- [WHAT YOU HAVE TO DO]:
Where a line contains the word "Sales", copy that line from the records below.
*** EXERCISE DATA Section Begins ***
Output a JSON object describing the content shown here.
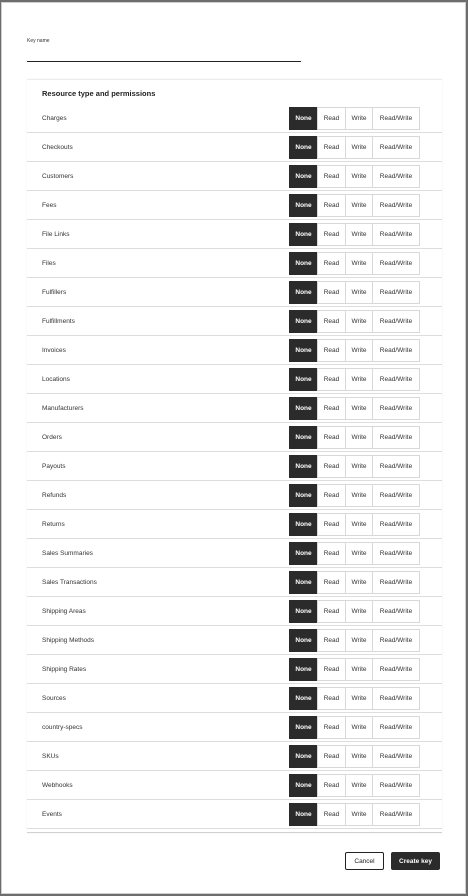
{
  "form": {
    "key_name_label": "Key name",
    "key_name_value": "",
    "section_title": "Resource type and permissions",
    "options": [
      "None",
      "Read",
      "Write",
      "Read/Write"
    ],
    "resources": [
      {
        "label": "Charges",
        "selected": "None"
      },
      {
        "label": "Checkouts",
        "selected": "None"
      },
      {
        "label": "Customers",
        "selected": "None"
      },
      {
        "label": "Fees",
        "selected": "None"
      },
      {
        "label": "File Links",
        "selected": "None"
      },
      {
        "label": "Files",
        "selected": "None"
      },
      {
        "label": "Fulfillers",
        "selected": "None"
      },
      {
        "label": "Fulfillments",
        "selected": "None"
      },
      {
        "label": "Invoices",
        "selected": "None"
      },
      {
        "label": "Locations",
        "selected": "None"
      },
      {
        "label": "Manufacturers",
        "selected": "None"
      },
      {
        "label": "Orders",
        "selected": "None"
      },
      {
        "label": "Payouts",
        "selected": "None"
      },
      {
        "label": "Refunds",
        "selected": "None"
      },
      {
        "label": "Returns",
        "selected": "None"
      },
      {
        "label": "Sales Summaries",
        "selected": "None"
      },
      {
        "label": "Sales Transactions",
        "selected": "None"
      },
      {
        "label": "Shipping Areas",
        "selected": "None"
      },
      {
        "label": "Shipping Methods",
        "selected": "None"
      },
      {
        "label": "Shipping Rates",
        "selected": "None"
      },
      {
        "label": "Sources",
        "selected": "None"
      },
      {
        "label": "country-specs",
        "selected": "None"
      },
      {
        "label": "SKUs",
        "selected": "None"
      },
      {
        "label": "Webhooks",
        "selected": "None"
      },
      {
        "label": "Events",
        "selected": "None"
      }
    ]
  },
  "footer": {
    "cancel_label": "Cancel",
    "create_label": "Create key"
  },
  "colors": {
    "overlay": "#6d6d6d",
    "selected": "#2b2b2b"
  }
}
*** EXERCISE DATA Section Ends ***
- [TASK OUTPUT]:
        "label": "Sales Summaries",
        "label": "Sales Transactions",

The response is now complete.